Graphite sector may be sleepwalking into overcapacity again, Asbury says

By Davide Ghilotti
Published: Monday, 22 October 2018

The relative ease and cheapness of setting up a graphite extraction operation means that over-eager investors could create supply faster than demand grows to consume it, according to Asbury Carbons.

The graphite sector may be heading back to overcapacity in the near term should new production coming to the market cause global supply to expand faster than demand, delegates heard at the 7th Graphite and Graphene conference in London, held in September.

"We are looking to three years of tough times due to overcapacity," Stephen Riddle, chief executive officer of US graphite supplier Asbury Carbons, told delegates, citing several new producers expected to come onstream between 2018 and 2020.

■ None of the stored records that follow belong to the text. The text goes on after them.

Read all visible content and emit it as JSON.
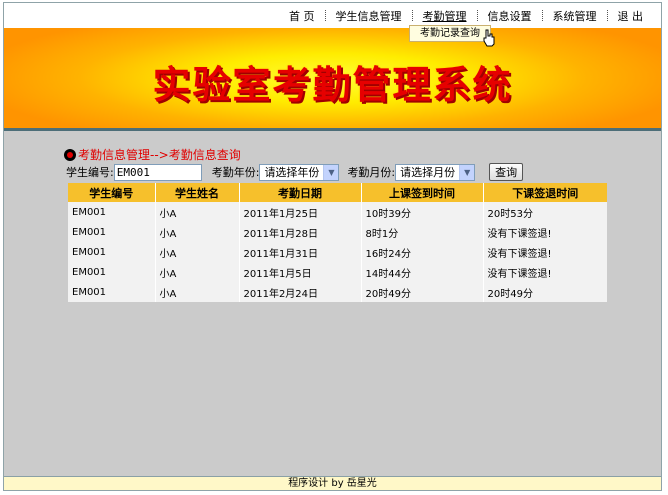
{
  "nav": {
    "items": [
      {
        "label": "首 页"
      },
      {
        "label": "学生信息管理"
      },
      {
        "label": "考勤管理"
      },
      {
        "label": "信息设置"
      },
      {
        "label": "系统管理"
      },
      {
        "label": "退 出"
      }
    ],
    "dropdown_item": "考勤记录查询"
  },
  "banner": {
    "title": "实验室考勤管理系统"
  },
  "breadcrumb": "考勤信息管理-->考勤信息查询",
  "search": {
    "student_id_label": "学生编号:",
    "student_id_value": "EM001",
    "year_label": "考勤年份:",
    "year_value": "请选择年份",
    "month_label": "考勤月份:",
    "month_value": "请选择月份",
    "query_label": "查询"
  },
  "table": {
    "headers": [
      "学生编号",
      "学生姓名",
      "考勤日期",
      "上课签到时间",
      "下课签退时间"
    ],
    "rows": [
      [
        "EM001",
        "小A",
        "2011年1月25日",
        "10时39分",
        "20时53分"
      ],
      [
        "EM001",
        "小A",
        "2011年1月28日",
        "8时1分",
        "没有下课签退!"
      ],
      [
        "EM001",
        "小A",
        "2011年1月31日",
        "16时24分",
        "没有下课签退!"
      ],
      [
        "EM001",
        "小A",
        "2011年1月5日",
        "14时44分",
        "没有下课签退!"
      ],
      [
        "EM001",
        "小A",
        "2011年2月24日",
        "20时49分",
        "20时49分"
      ]
    ]
  },
  "footer": "程序设计 by 岳星光",
  "colors": {
    "banner_title": "#e60000",
    "header_bg": "#f6c02c",
    "breadcrumb": "#e00000",
    "page_bg": "#cbcbcb"
  }
}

"New capacity [being added] this year will total 230,000 tonnes [per year], with 80,000 tpy more next year and an additional 190,000 tpy added in 2020," Riddle estimated, based on production forecasts from main miners outside China that are currently in development.

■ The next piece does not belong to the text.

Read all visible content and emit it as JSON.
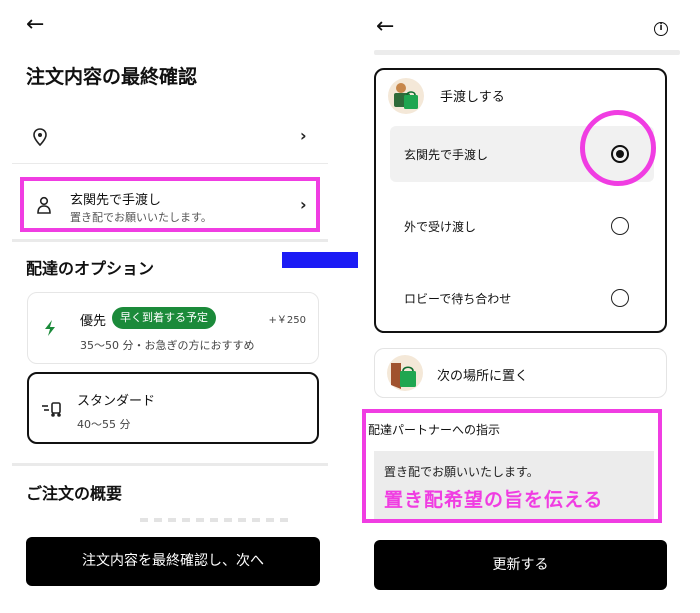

This will add to existing production, which the US Geological Survey (USGS) estimated to be as much as 1.2 million tonnes in 2017. Fastmarkets’ research team estimated last year’s total at 1.018 million tonnes.

Total demand, on the other hand, is expected to reach 739,000 tonnes by 2020 based on all flake sizes, Riddle said. Demand volume may even be as high as 1.05 million tonnes by 2020 in an "optimistic" scenario, he added.

Demand is set to increase following the expansion of the battery industry and the growth of the electric vehicles (EV) market.

Most delegates canvassed at the conference by Fastmarkets agreed that the battery sector will be the single largest area of growth for graphite demand in the coming years.

Demand for natural flake graphite from the battery sector will enjoy a compound average growth rate (CAGR) of 20.5% in 2017-25, reaching 198,000 tpy by 2025, according to Christoph Frey, managing director of ProGraphite.

At the same time, Riddle expects that supply will outpace demand despite the growth from battery-related consumption.

"In a scenario of realistic demand based on 739,000 tpy by 2020, new capacity will outpace demand by as much as 69% by 2020," he said. "Considering optimistic demand of 1.05 million tpy [by 2020], overcapacity would still be 48%."

Low capex

According to Riddle, the relatively low capex needed to set up a graphite mining operation, compared with other mining commodities, can lead to a high inflow of capital supporting new graphite projects.

This, in turn, can result in a rapid increase in capacity to the market in a short period, which would be faster than the growth in demand needed to meet it.

"Investors assume that low capex results in low risk and are thus willing to invest in new capacity faster than demand grows," he said.

Additionally, the so-called China Factor may also come into play - in the past, graphite capacity added in China was sufficient to exceed demand levels and to create oversupply, generating a long-lasting bearish effect on prices.